Women’s tennis team falls to Ohio State
The women’s tennis team dropped to 6-6 with a 6-1 loss to No. 56 Ohio State (9-4) on Wednesday at Fertitta Tennis Complex.
It was the Rebels’ second straight loss to a Big Ten opponent, and the team’s lack of depth was a contributing factor.
UNLV won matches on court one in both singles and doubles, but was unable to win a single point on every other court. Lucia Batta, ranked 51st in the NCAA in singles, along with Santa Shumilina took down the Buckeyes top duo of Noelle Malley and Granine O’Neill 8-4.
Ohio State answered by winning doubles matches on courts two and three to clinch the doubles point.

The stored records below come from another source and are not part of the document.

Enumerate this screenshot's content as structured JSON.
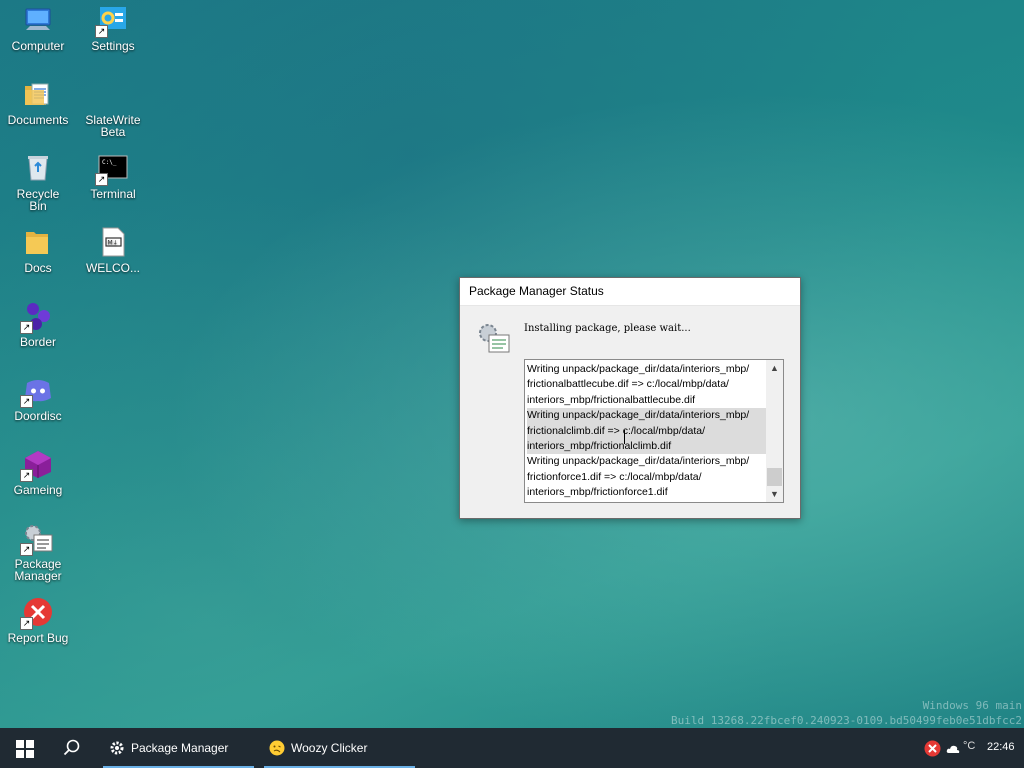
{
  "desktop": {
    "icons": [
      {
        "label": "Computer",
        "icon": "computer-icon"
      },
      {
        "label": "Settings",
        "icon": "settings-icon"
      },
      {
        "label": "Documents",
        "icon": "documents-folder-icon"
      },
      {
        "label": "SlateWrite\nBeta",
        "icon": "slatewrite-icon"
      },
      {
        "label": "Recycle\nBin",
        "icon": "recycle-bin-icon"
      },
      {
        "label": "Terminal",
        "icon": "terminal-icon"
      },
      {
        "label": "Docs",
        "icon": "folder-icon"
      },
      {
        "label": "WELCO...",
        "icon": "markdown-file-icon"
      },
      {
        "label": "Border",
        "icon": "border-icon"
      },
      {
        "label": "Doordisc",
        "icon": "doordisc-icon"
      },
      {
        "label": "Gameing",
        "icon": "gameing-cube-icon"
      },
      {
        "label": "Package\nManager",
        "icon": "package-manager-icon"
      },
      {
        "label": "Report Bug",
        "icon": "report-bug-icon"
      }
    ]
  },
  "watermark": {
    "line1": "Windows 96 main",
    "line2": "Build 13268.22fbcef0.240923-0109.bd50499feb0e51dbfcc2"
  },
  "dialog": {
    "title": "Package Manager Status",
    "message": "Installing package, please wait...",
    "log": [
      "Writing unpack/package_dir/data/interiors_mbp/",
      "frictionalbattlecube.dif => c:/local/mbp/data/",
      "interiors_mbp/frictionalbattlecube.dif",
      "Writing unpack/package_dir/data/interiors_mbp/",
      "frictionalclimb.dif => c:/local/mbp/data/",
      "interiors_mbp/frictionalclimb.dif",
      "Writing unpack/package_dir/data/interiors_mbp/",
      "frictionforce1.dif => c:/local/mbp/data/",
      "interiors_mbp/frictionforce1.dif"
    ]
  },
  "taskbar": {
    "apps": [
      {
        "label": "Package Manager",
        "icon": "gear-icon"
      },
      {
        "label": "Woozy Clicker",
        "icon": "woozy-face-icon"
      }
    ],
    "tray": {
      "temperature": "°C",
      "clock": "22:46"
    }
  }
}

Batta also won UNLV’s only point of the day on court one in singles. She jumped out to a 4-1 lead in the first set before her opponent retired mid-match. Ohio State’s Gabriella De Santis, ranked 116th in the country, stopped the match only minutes in due to an illness.

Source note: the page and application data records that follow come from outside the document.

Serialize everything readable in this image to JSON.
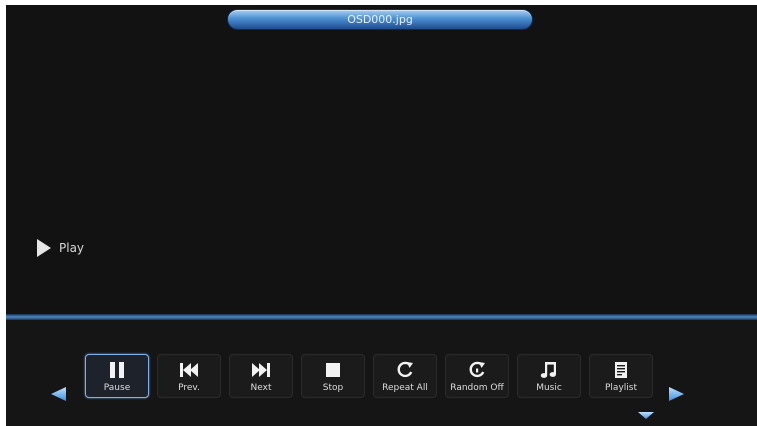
{
  "title": {
    "filename": "OSD000.jpg"
  },
  "status": {
    "icon": "play-icon",
    "label": "Play"
  },
  "controls": {
    "pause": {
      "label": "Pause",
      "icon": "pause-icon",
      "active": true
    },
    "prev": {
      "label": "Prev.",
      "icon": "previous-track-icon"
    },
    "next": {
      "label": "Next",
      "icon": "next-track-icon"
    },
    "stop": {
      "label": "Stop",
      "icon": "stop-icon"
    },
    "repeat": {
      "label": "Repeat All",
      "icon": "repeat-icon"
    },
    "random": {
      "label": "Random Off",
      "icon": "shuffle-icon"
    },
    "music": {
      "label": "Music",
      "icon": "music-note-icon"
    },
    "playlist": {
      "label": "Playlist",
      "icon": "playlist-icon"
    }
  },
  "colors": {
    "accent_blue": "#4d8fd2",
    "background": "#121212",
    "text": "#dcdcdc"
  }
}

“I’m happy because I won easily, but the other side I wanted to play a better match,” Batta said. “I wanted to win my match.”
As unsatisfying as it was, the win still moves Batta into third place for career wins at UNLV. With 113 victories, Batta passes former All-American Elena Gantcheva and needs only eight wins to pass Jolene Watanabe for second all-time.
Batta’s play hasn’t been the problem for UNLV, who has struggled to a 6-6 start despite its star’s stellar play.
“You can’t win matches with your number one player,” said head coach Kevin Cory. “Championships are always going to be won at the four, five and six spots.”
One player who could step up in those spots for UNLV is freshman Kamelia Dimitrova. The first-year player from Bulgaria has started the season 4-8, and has shown Cory glimpses of greatness.
“It was great to see her out there today, and we think she has a great future,” Cory said. “To see her come back and make it a competitive second set was a good sign.”
Dimitrova lost her match in straight sets (6-2, 6-4) but drug turned the match into battle before falling victim to bad luck. She was penalized a point during a critical point in the match when Paola Artiga threw her racquet on court six.
Because Dimitrova was the only player still active, the penalty was assessed to her and virtually ended her comeback attempt.
“In the beginning I was a little scared and not sure,” Dimitrova said. “My coach was saying to fight for each point so in the second set that’s what I was trying to do.”
UNLV will need Dimitrova to continue progressing, along with others, if it wants to add quality wins to its resume. The Rebels will host UC Santa Barbara and No. 27 Columbia on March 15 and 17.
“We don’t have any bad losses, but we don’t have any significant wins so far,” Cory said. “We need to do something to change that, and fortunately we have some chances coming up.”